Neurologic symptoms include the following:

  • Headache - Most prevalent symptom

  • Nausea or vomiting - Present in both the prodromal and active stages of the infection

  • Confusion

  • Focal neurologic deficits - Sensory or motor loss (relatively low prevalence of focal deficits)

  • Seizures – Reported in roughly 50% of patients (most often generalized tonic-clonic with occasional partial complex seizures)

  • Somnolence

  • Neck stiffness

  • Malaise and weakness

  • Cranial nerve palsies - Often developing either directly from the disease or secondary to elevated CSF pressure (nerves most commonly affected are VI, VII, and occasionally XII)

  • Photophobia

  • Autonomic disturbances (eg, sialorrhea)

Other associated symptoms include the following:

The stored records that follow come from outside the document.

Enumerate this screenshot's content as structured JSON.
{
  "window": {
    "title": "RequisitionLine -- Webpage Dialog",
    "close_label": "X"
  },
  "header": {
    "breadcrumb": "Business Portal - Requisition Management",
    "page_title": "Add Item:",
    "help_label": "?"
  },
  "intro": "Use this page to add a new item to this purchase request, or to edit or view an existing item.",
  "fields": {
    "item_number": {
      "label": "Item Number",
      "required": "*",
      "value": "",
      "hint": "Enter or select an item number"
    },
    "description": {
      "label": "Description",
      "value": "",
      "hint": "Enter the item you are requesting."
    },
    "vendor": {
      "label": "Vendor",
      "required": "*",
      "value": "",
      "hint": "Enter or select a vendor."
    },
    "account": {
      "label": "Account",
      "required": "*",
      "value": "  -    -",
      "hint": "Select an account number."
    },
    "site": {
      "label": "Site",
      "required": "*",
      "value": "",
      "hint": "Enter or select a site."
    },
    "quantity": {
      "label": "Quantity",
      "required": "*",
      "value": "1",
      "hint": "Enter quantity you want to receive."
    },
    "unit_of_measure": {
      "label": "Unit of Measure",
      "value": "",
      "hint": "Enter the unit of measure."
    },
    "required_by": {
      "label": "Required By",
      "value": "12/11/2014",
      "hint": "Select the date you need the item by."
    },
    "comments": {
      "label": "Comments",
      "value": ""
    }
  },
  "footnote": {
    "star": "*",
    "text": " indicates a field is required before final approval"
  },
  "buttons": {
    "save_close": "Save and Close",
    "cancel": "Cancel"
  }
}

  • Fever - Almost invariably present at some point

  • Chills

  • Abdominal pain

  • Diarrhea

  • Sore throat

  • Arthralgia or myalgia

  • Respiratory difficulty

The following are other important factors to consider in the patient’s history:

  • Social history

  • Recent travel to endemic areas

  • Outdoor exposure history

  • Work related to the care of horses or work located in marshes

  • Recent insect bites

  • Work or home in areas with high mosquito counts


Physical Examinations

The physical examination for EEE also is nonspecific, yielding findings similar to those seen with many other encephalitides.

Changes in vital signs may include the following:

  • Fever

  • Tachycardia

  • Possible tachypnea

Neurologic findings may include the following:

  • Bilateral papilledema

  • Nuchal rigidity

  • Focal sensory or motor deficit

  • Depressed or hyperactive reflexes

  • Tremors

  • Fasciculations

  • Seizure activity

  • Spastic paralysis

Other findings may include the following:

  • Cyanosis - With respiratory compromise

  • Facial, periorbital, or generalized edema

  • Lymphadenopathy - Not necessarily present

Possible pharyngeal erythema



The primary complication, other than death, is often a variable level of CNS impairment. Numerous factors, including location and specific inflammatory cell response, may determine the result.

Demyelination is a known by-product of this disease and can be radiologically detected. Often, these areas heal well, unless overlying fibrosis is present or cell death occurs.

Additional potential complications include the following:

  • Mental retardation

  • Behavioral changes

  • Paralysis

  • Permanent focal neurologic deficits

  • Seizure disorders

  • Emotional lability

  • Adjustment disorders